I learned years ago that who you spend time with is who you become. Who you hang around and who you allow to influence you determines what kind of person is modeled for you. Jesus seems to have known that before I did, and Ogden reminds us, saying, “His [Jesus] life and mission needed to be internalized in the lives of the disciples. The way to ensure that they internalized his mission was through ‘purposeful proximity’” (pg 65). Jesus knew that his disciples would be like him and catch on to what he was doing by simply having them around. That is exciting to me as a Christian leader to know that I do not always have to be teaching and mentoring. I can simply allow the people I want to disciple to hang around with me.

I often ponder and write about the purpose of leadership and how to do a great job of it. Ogden offers us great insight when he tells us that, “Jesus staked his entire ministry on the preparation of the Twelve to carry on his mission after he returned to the Father” (p. 95). This is a great call to us as current Christian leaders that we are to stake our entire ministry on preparing the people around us to carry on our ministry for Christ before returning to the Father.

Approaching the end of Transforming Discipleship, Ogden starts to give us a picture of what successful discipleship looks like in a church. He touches on something that seems very important as an implementer of discipleship groups when he writes, “A discipling or training model has a much greater chance of outliving a primary leader than does one built around a leader’s personality” (p. 134). This is big for us as leaders because it is easy to use our charisma to cast vision and lead based on our skills and personal style of discipleship. But if we work hard to develop a “model” for discipleship to take place on a regular basis that might slightly reflect our personality but not depend on it, that model has great chance to continue on after we leave.

Perhaps one of Ogden’s shortest statements in the book is also one of the most moving for me. When talking about training in righteousness through Scripture he declares, “We become what we place our minds on” (p. 167). I believe this applies to scripture and to the discipleship relationships we might engage in. When we commit to meeting with one or two other believers in a covenantal discipleship relationship, we are going to be placing our minds on the right things. And placing our minds on the right things with other Christians is going to help us become the people God wants us to be: solid Christian men and women who are trained to equip other saints and share the gospel.

By Christopher L. Scott

Christopher L. Scott serves as senior pastor at Lakeview Missionary Church in Moses Lake, Washington.

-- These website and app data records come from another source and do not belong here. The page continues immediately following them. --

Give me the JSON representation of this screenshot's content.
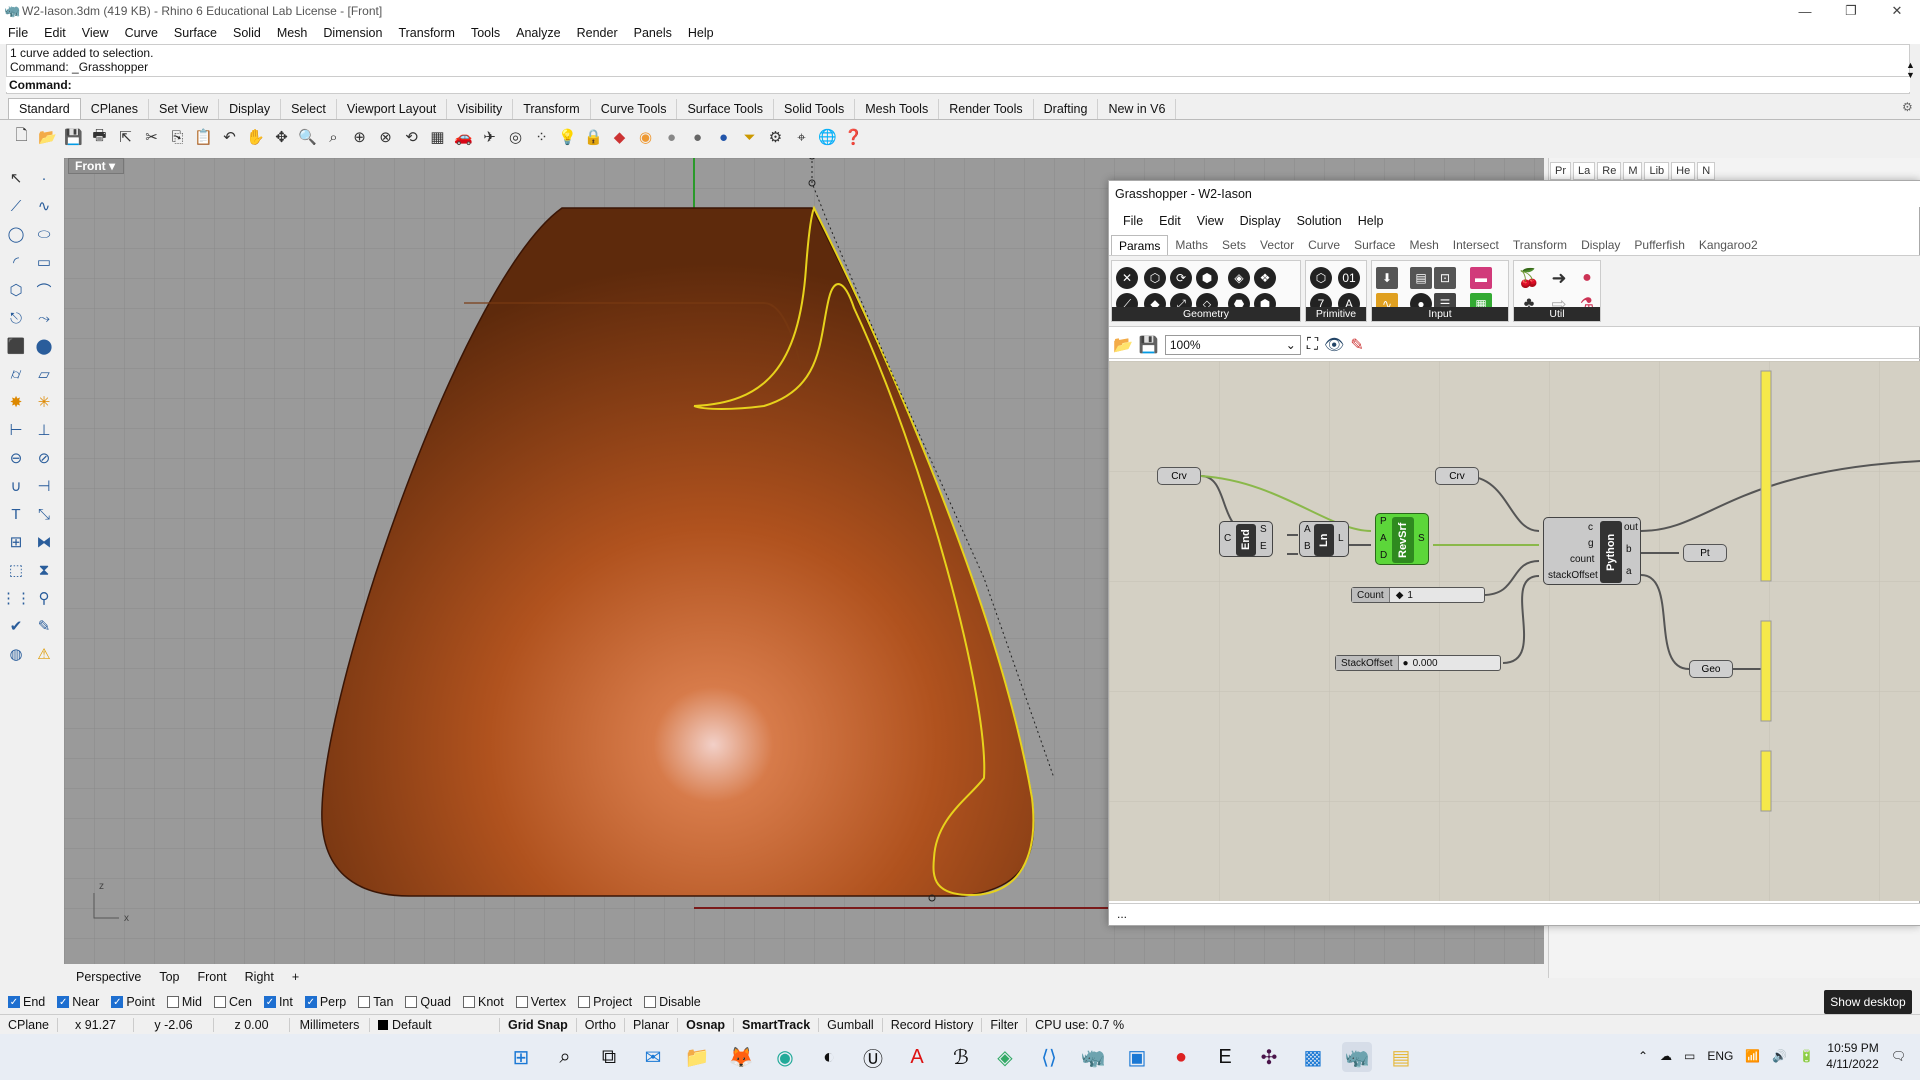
{
  "window": {
    "title": "W2-Iason.3dm (419 KB) - Rhino 6 Educational Lab License - [Front]"
  },
  "menu": [
    "File",
    "Edit",
    "View",
    "Curve",
    "Surface",
    "Solid",
    "Mesh",
    "Dimension",
    "Transform",
    "Tools",
    "Analyze",
    "Render",
    "Panels",
    "Help"
  ],
  "command": {
    "line1": "1 curve added to selection.",
    "line2": "Command: _Grasshopper",
    "prompt": "Command:"
  },
  "toolbar_tabs": [
    "Standard",
    "CPlanes",
    "Set View",
    "Display",
    "Select",
    "Viewport Layout",
    "Visibility",
    "Transform",
    "Curve Tools",
    "Surface Tools",
    "Solid Tools",
    "Mesh Tools",
    "Render Tools",
    "Drafting",
    "New in V6"
  ],
  "viewport": {
    "name": "Front",
    "axis_z": "z",
    "axis_x": "x"
  },
  "viewport_tabs": [
    "Perspective",
    "Top",
    "Front",
    "Right",
    "+"
  ],
  "osnaps": [
    {
      "label": "End",
      "on": true
    },
    {
      "label": "Near",
      "on": true
    },
    {
      "label": "Point",
      "on": true
    },
    {
      "label": "Mid",
      "on": false
    },
    {
      "label": "Cen",
      "on": false
    },
    {
      "label": "Int",
      "on": true
    },
    {
      "label": "Perp",
      "on": true
    },
    {
      "label": "Tan",
      "on": false
    },
    {
      "label": "Quad",
      "on": false
    },
    {
      "label": "Knot",
      "on": false
    },
    {
      "label": "Vertex",
      "on": false
    },
    {
      "label": "Project",
      "on": false
    },
    {
      "label": "Disable",
      "on": false
    }
  ],
  "status": {
    "cplane": "CPlane",
    "x": "x 91.27",
    "y": "y -2.06",
    "z": "z 0.00",
    "units": "Millimeters",
    "layer": "Default",
    "grid_snap": "Grid Snap",
    "ortho": "Ortho",
    "planar": "Planar",
    "osnap": "Osnap",
    "smarttrack": "SmartTrack",
    "gumball": "Gumball",
    "record": "Record History",
    "filter": "Filter",
    "cpu": "CPU use: 0.7 %"
  },
  "right_panel_tabs": [
    "Pr",
    "La",
    "Re",
    "M",
    "Lib",
    "He",
    "N"
  ],
  "grasshopper": {
    "title": "Grasshopper - W2-Iason",
    "menu": [
      "File",
      "Edit",
      "View",
      "Display",
      "Solution",
      "Help"
    ],
    "tabs": [
      "Params",
      "Maths",
      "Sets",
      "Vector",
      "Curve",
      "Surface",
      "Mesh",
      "Intersect",
      "Transform",
      "Display",
      "Pufferfish",
      "Kangaroo2"
    ],
    "groups": [
      "Geometry",
      "Primitive",
      "Input",
      "Util"
    ],
    "zoom": "100%",
    "nodes": {
      "crv1": "Crv",
      "crv2": "Crv",
      "end": "End",
      "ln": "Ln",
      "revsrf": "RevSrf",
      "python": "Python",
      "pt": "Pt",
      "geo": "Geo",
      "count_label": "Count",
      "count_value": "1",
      "stack_label": "StackOffset",
      "stack_value": "0.000",
      "end_in": "C",
      "end_out1": "S",
      "end_out2": "E",
      "ln_in1": "A",
      "ln_in2": "B",
      "ln_out": "L",
      "rev_in1": "P",
      "rev_in2": "A",
      "rev_in3": "D",
      "rev_out": "S",
      "py_in1": "c",
      "py_in2": "g",
      "py_in3": "count",
      "py_in4": "stackOffset",
      "py_out1": "out",
      "py_out2": "b",
      "py_out3": "a"
    },
    "status": "..."
  },
  "taskbar": {
    "lang": "ENG",
    "time": "10:59 PM",
    "date": "4/11/2022"
  },
  "show_desktop": "Show desktop"
}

Through his writing ministry more than 250,000 copies of his articles, devotions, and tracts are distributed each month through Christian publishers. Learn more at